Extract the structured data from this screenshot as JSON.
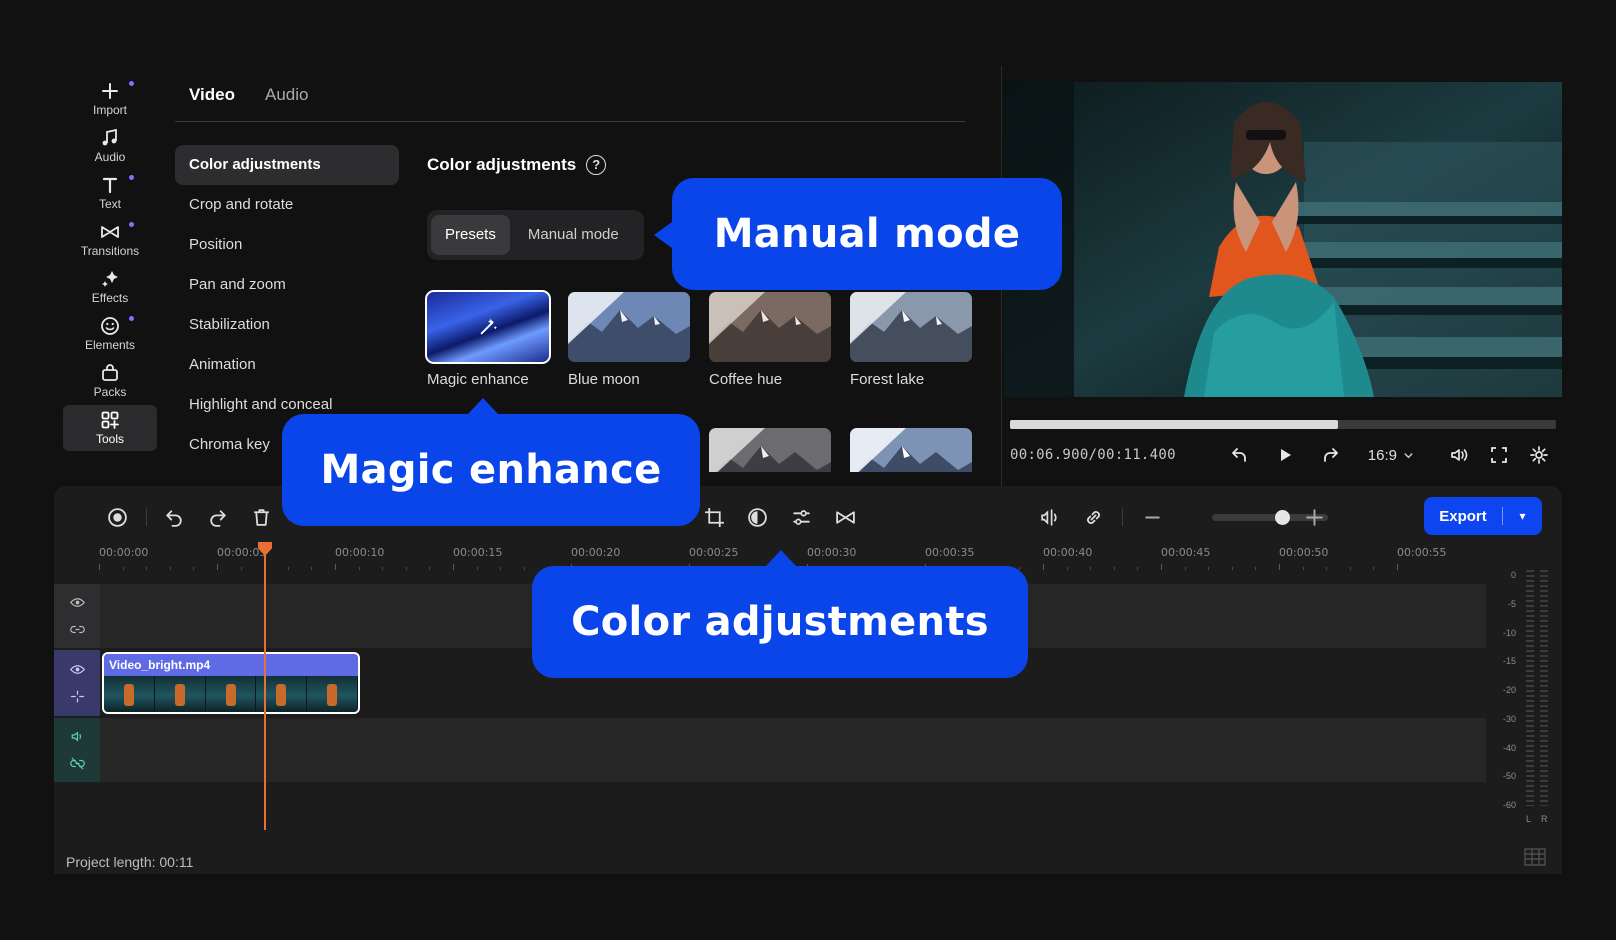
{
  "rail": [
    {
      "label": "Import",
      "icon": "plus-icon",
      "dot": true
    },
    {
      "label": "Audio",
      "icon": "music-note-icon",
      "dot": false
    },
    {
      "label": "Text",
      "icon": "text-icon",
      "dot": true
    },
    {
      "label": "Transitions",
      "icon": "bowtie-icon",
      "dot": true
    },
    {
      "label": "Effects",
      "icon": "sparkle-icon",
      "dot": false
    },
    {
      "label": "Elements",
      "icon": "smiley-icon",
      "dot": true
    },
    {
      "label": "Packs",
      "icon": "bag-icon",
      "dot": false
    },
    {
      "label": "Tools",
      "icon": "grid-plus-icon",
      "dot": false,
      "active": true
    }
  ],
  "tabs": [
    "Video",
    "Audio"
  ],
  "menu": [
    "Color adjustments",
    "Crop and rotate",
    "Position",
    "Pan and zoom",
    "Stabilization",
    "Animation",
    "Highlight and conceal",
    "Chroma key"
  ],
  "panel": {
    "title": "Color adjustments",
    "help": "?",
    "modes": [
      "Presets",
      "Manual mode"
    ],
    "presets": [
      "Magic enhance",
      "Blue moon",
      "Coffee hue",
      "Forest lake"
    ]
  },
  "player": {
    "current": "00:06.900",
    "total": "00:11.400",
    "timecode": "00:06.900/00:11.400",
    "progress": 0.6,
    "ratio": "16:9"
  },
  "toolbar": {
    "export_label": "Export",
    "zoom_level": 0.6
  },
  "ruler": [
    "00:00:00",
    "00:00:05",
    "00:00:10",
    "00:00:15",
    "00:00:20",
    "00:00:25",
    "00:00:30",
    "00:00:35",
    "00:00:40",
    "00:00:45",
    "00:00:50",
    "00:00:55"
  ],
  "clip": {
    "name": "Video_bright.mp4"
  },
  "meter": {
    "levels": [
      "0",
      "-5",
      "-10",
      "-15",
      "-20",
      "-30",
      "-40",
      "-50",
      "-60"
    ],
    "channels": [
      "L",
      "R"
    ]
  },
  "project_length": "Project length: 00:11",
  "callouts": {
    "manual": "Manual mode",
    "magic": "Magic enhance",
    "color": "Color adjustments"
  },
  "colors": {
    "accent": "#0a45ea",
    "playhead": "#e87032",
    "export": "#0d46f0"
  }
}
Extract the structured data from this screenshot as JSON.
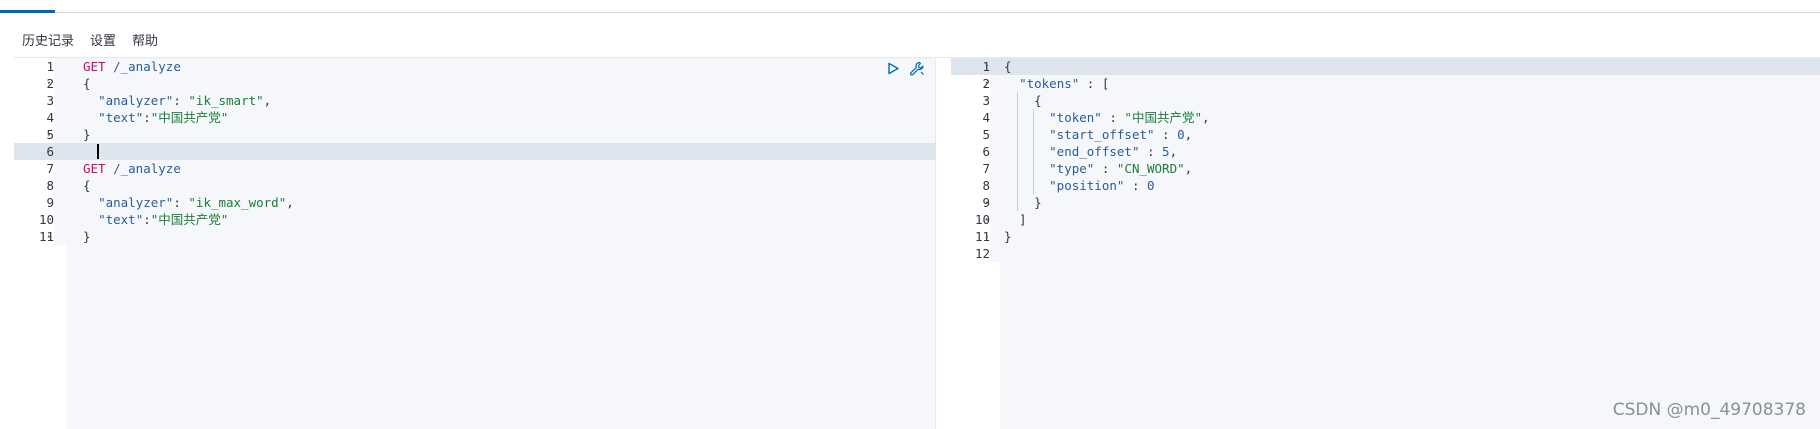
{
  "menu": {
    "history": "历史记录",
    "settings": "设置",
    "help": "帮助"
  },
  "request": {
    "lines": [
      {
        "num": "1",
        "fold": "",
        "segments": [
          {
            "cls": "k-method",
            "t": "GET "
          },
          {
            "cls": "k-path",
            "t": "/_analyze"
          }
        ]
      },
      {
        "num": "2",
        "fold": "▾",
        "segments": [
          {
            "cls": "k-punc",
            "t": "{"
          }
        ]
      },
      {
        "num": "3",
        "fold": "",
        "segments": [
          {
            "cls": "k-punc",
            "t": "  "
          },
          {
            "cls": "k-key",
            "t": "\"analyzer\""
          },
          {
            "cls": "k-punc",
            "t": ": "
          },
          {
            "cls": "k-str",
            "t": "\"ik_smart\""
          },
          {
            "cls": "k-punc",
            "t": ","
          }
        ]
      },
      {
        "num": "4",
        "fold": "",
        "segments": [
          {
            "cls": "k-punc",
            "t": "  "
          },
          {
            "cls": "k-key",
            "t": "\"text\""
          },
          {
            "cls": "k-punc",
            "t": ":"
          },
          {
            "cls": "k-str",
            "t": "\"中国共产党\""
          }
        ]
      },
      {
        "num": "5",
        "fold": "▴",
        "segments": [
          {
            "cls": "k-punc",
            "t": "}"
          }
        ]
      },
      {
        "num": "6",
        "fold": "",
        "segments": []
      },
      {
        "num": "7",
        "fold": "",
        "segments": [
          {
            "cls": "k-method",
            "t": "GET "
          },
          {
            "cls": "k-path",
            "t": "/_analyze"
          }
        ]
      },
      {
        "num": "8",
        "fold": "▾",
        "segments": [
          {
            "cls": "k-punc",
            "t": "{"
          }
        ]
      },
      {
        "num": "9",
        "fold": "",
        "segments": [
          {
            "cls": "k-punc",
            "t": "  "
          },
          {
            "cls": "k-key",
            "t": "\"analyzer\""
          },
          {
            "cls": "k-punc",
            "t": ": "
          },
          {
            "cls": "k-str",
            "t": "\"ik_max_word\""
          },
          {
            "cls": "k-punc",
            "t": ","
          }
        ]
      },
      {
        "num": "10",
        "fold": "",
        "segments": [
          {
            "cls": "k-punc",
            "t": "  "
          },
          {
            "cls": "k-key",
            "t": "\"text\""
          },
          {
            "cls": "k-punc",
            "t": ":"
          },
          {
            "cls": "k-str",
            "t": "\"中国共产党\""
          }
        ]
      },
      {
        "num": "11",
        "fold": "▴",
        "segments": [
          {
            "cls": "k-punc",
            "t": "}"
          }
        ]
      }
    ]
  },
  "response": {
    "lines": [
      {
        "num": "1",
        "fold": "▾",
        "segments": [
          {
            "cls": "k-punc",
            "t": "{"
          }
        ]
      },
      {
        "num": "2",
        "fold": "▾",
        "segments": [
          {
            "cls": "k-punc",
            "t": "  "
          },
          {
            "cls": "k-key",
            "t": "\"tokens\""
          },
          {
            "cls": "k-punc",
            "t": " : ["
          }
        ]
      },
      {
        "num": "3",
        "fold": "▾",
        "segments": [
          {
            "cls": "k-punc",
            "t": "    {"
          }
        ]
      },
      {
        "num": "4",
        "fold": "",
        "segments": [
          {
            "cls": "k-punc",
            "t": "      "
          },
          {
            "cls": "k-key",
            "t": "\"token\""
          },
          {
            "cls": "k-punc",
            "t": " : "
          },
          {
            "cls": "k-str",
            "t": "\"中国共产党\""
          },
          {
            "cls": "k-punc",
            "t": ","
          }
        ]
      },
      {
        "num": "5",
        "fold": "",
        "segments": [
          {
            "cls": "k-punc",
            "t": "      "
          },
          {
            "cls": "k-key",
            "t": "\"start_offset\""
          },
          {
            "cls": "k-punc",
            "t": " : "
          },
          {
            "cls": "k-num",
            "t": "0"
          },
          {
            "cls": "k-punc",
            "t": ","
          }
        ]
      },
      {
        "num": "6",
        "fold": "",
        "segments": [
          {
            "cls": "k-punc",
            "t": "      "
          },
          {
            "cls": "k-key",
            "t": "\"end_offset\""
          },
          {
            "cls": "k-punc",
            "t": " : "
          },
          {
            "cls": "k-num",
            "t": "5"
          },
          {
            "cls": "k-punc",
            "t": ","
          }
        ]
      },
      {
        "num": "7",
        "fold": "",
        "segments": [
          {
            "cls": "k-punc",
            "t": "      "
          },
          {
            "cls": "k-key",
            "t": "\"type\""
          },
          {
            "cls": "k-punc",
            "t": " : "
          },
          {
            "cls": "k-str",
            "t": "\"CN_WORD\""
          },
          {
            "cls": "k-punc",
            "t": ","
          }
        ]
      },
      {
        "num": "8",
        "fold": "",
        "segments": [
          {
            "cls": "k-punc",
            "t": "      "
          },
          {
            "cls": "k-key",
            "t": "\"position\""
          },
          {
            "cls": "k-punc",
            "t": " : "
          },
          {
            "cls": "k-num",
            "t": "0"
          }
        ]
      },
      {
        "num": "9",
        "fold": "▴",
        "segments": [
          {
            "cls": "k-punc",
            "t": "    }"
          }
        ]
      },
      {
        "num": "10",
        "fold": "▴",
        "segments": [
          {
            "cls": "k-punc",
            "t": "  ]"
          }
        ]
      },
      {
        "num": "11",
        "fold": "▴",
        "segments": [
          {
            "cls": "k-punc",
            "t": "}"
          }
        ]
      },
      {
        "num": "12",
        "fold": "",
        "segments": []
      }
    ]
  },
  "actions": {
    "run_icon": "play-icon",
    "settings_icon": "wrench-icon"
  },
  "watermark": "CSDN @m0_49708378",
  "colors": {
    "accent": "#006bb4",
    "method": "#c80a68",
    "key": "#2a5d98",
    "string": "#1a7f37",
    "line_highlight": "#dfe5ef"
  }
}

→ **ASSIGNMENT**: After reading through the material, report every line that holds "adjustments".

→ **RESULT BELOW**:
    "Color adjustments",
    "title": "Color adjustments",
    "color": "Color adjustments"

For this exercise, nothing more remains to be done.